Thanks to Alexander Harris of the SpareFoot blog for this guest post. Find out more below!
Dogs need a lot of love and attention—but they also need plenty of space. Dogs are territorial animals, so it is important they have areas in your home set up for them sleep, play and hide out if they feel the urge. Whether you’re bringing home a Great Dane, a Chiweenie, or something in between, here are some expert-sourced tricks to get your home ready.
Nick Braun, founder and CEO of Petinsurancequotes.com says he lives in small house with his wife and two-year-old son. They just got a new Labrador retriever puppy named Gus.
“We finished our basement and turned that into Gus’ room,” Braun said. “His crate is down there and his toys are down there. It’s a safe, comfortable space that’s all his own.”
Braun said they put up a new fence in their backyard. “Gus can roam freely outside without us having to watch him 24/7,” Braun said.
Dog doors can be a great way to create easy access to the outdoors, and certain brands help in keeping your home energy-efficient.
Before adopting a dog, get your pet supplies first. Professional organizer Amy Trager recommends figuring out how larger items, like a crate or dog food bin, will fit into your home before you buy them.
“Measure spaces before heading to the store so you don’t buy items that don’t fit your space,” Trager said.
Trager says to consider smaller items you’ll need to buy too, such a basket for toys, a jar for treats, and a wall hook for a leash. “Each pet comes with many accessories and needs,” Trager said.
Dog blogger Brad Nierenberg noticed his Cavalier King Charles spaniel, Bitsy, like to lay on cool tiles during the summer. Nierenberg decided to lay out a few tiles in the corner next to her bed.
“She lays on them for a while before she curls up in her bed,” Nierenberg said.
Nierenberg said to help a rescue dog get acclimated to your scent, put an old T-shirt you don’t wear anymore in there bed or crate.
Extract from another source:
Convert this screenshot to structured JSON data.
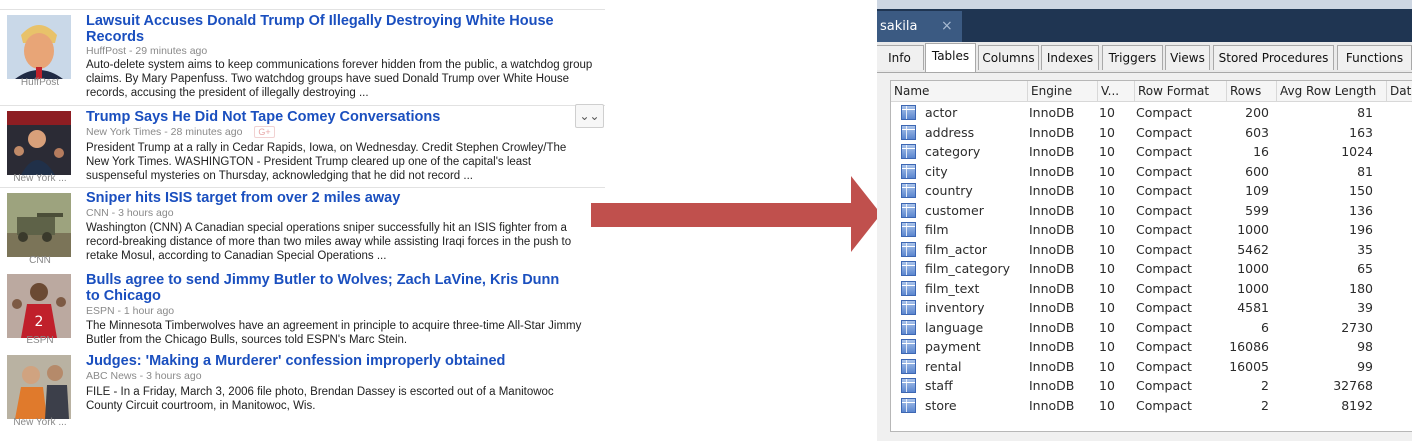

This will help them get used to your scent and feel more comfortable with you. The Blissful Dog makes aromatherapy oils just for dogs to help calm anxiety.
If you are crate training, remember to never use the crate as punishment. Nierenberg said many dogs feel safe and relaxed in small confined spaces. Your dog should always think of their crate as a safe haven.
“Adding blankets and a T-shirt helps with this, but so does associating the space with something positive, like word of praise or a treat,” Nierenberg said.
Use bed raisers to provide more room for your pooch to fit underneath, says Harrison Vigersky who blogs at BoneandYarn.com. “New or shy dogs will really like this space if there isn’t a lot of room in your apartment,” Vigersky said.
In a small apartment, every extra square foot you can make for your dog to play matters. Vigersky says to use wall shelves instead of book cases or cabinets that take up floor space. Doing so can free up more space for a dog bed or toys.
Vigersky says to rearrange large and bulky furniture. “If your couch is in the middle of a wall or in the middle of a room, consider moving it to a corner where it will occupy less room and free up a large open area for your dog to run around in,” Vigersky said. SpareFoot.com can help you find a place to stash extra clutter until you decided what to do with it.
When introducing a newly rescued dog to a new environment, “Pet Lady” Dana Humphrey, says to skip the loud celebration or welcome home party. “Limit the number of people and animals the pet meets at first,” Humphrey said.
Humphrey says to consider getting a dog trainer right away. “A trainer keeps you honest and on track,” Humphrey said, “Even if you think you are a savvy pet owner, be open to new ideas.”
Blogger Jody Miller-Young says to think outside the box when it comes to making space in small apartments. Living in NYC, Miller-Young said she’s seen some innovative solutions such as a pull out panel that houses dog bowls and a place setting.
“I’ve come across beds created in faux fireplace nooks and under stair cubbies,” Miller-Young said.
Dog trainer Tonya Wilhelm says to keep everyday accessories in designated places that make sense. She keeps her dog’s leash, boots, towels, treats and raincoat in the laundry room, which is where they go outside from. Plastic hooks hold the dog’s leashes, harnesses and coat. Wilhelm keeps supplements, herbs and treats in a kitchen cupboard.
Wilhelm says to keep extra supplies and accessories in plastic bins, such as extra leashes, medications, treats, first aid supplies and medical records. “The bins are “back up” and our daily supplies are in other places,” Wilhelm said.
Wilhelm says to put lots of beds in various locations around the house, where she wants her pets to gravitate to. “If there are pet beds, they are more likely to hang in that spot versus in the middle of the floor,” Wilhelm explained.
Alexander Harris is an editor and reporter for the SpareFoot blog. SpareFoot is an online marketplace to find the best deals on self-storage. The company created a video series with talking dogs to promote pet adoption and raise money for two deserving local Austin non-profit organizations. Each time the ad is shared, SpareFoot will donate $1 to these organizations, up to $5,000 total. Check out the SparePups video and share to help them reach their goal.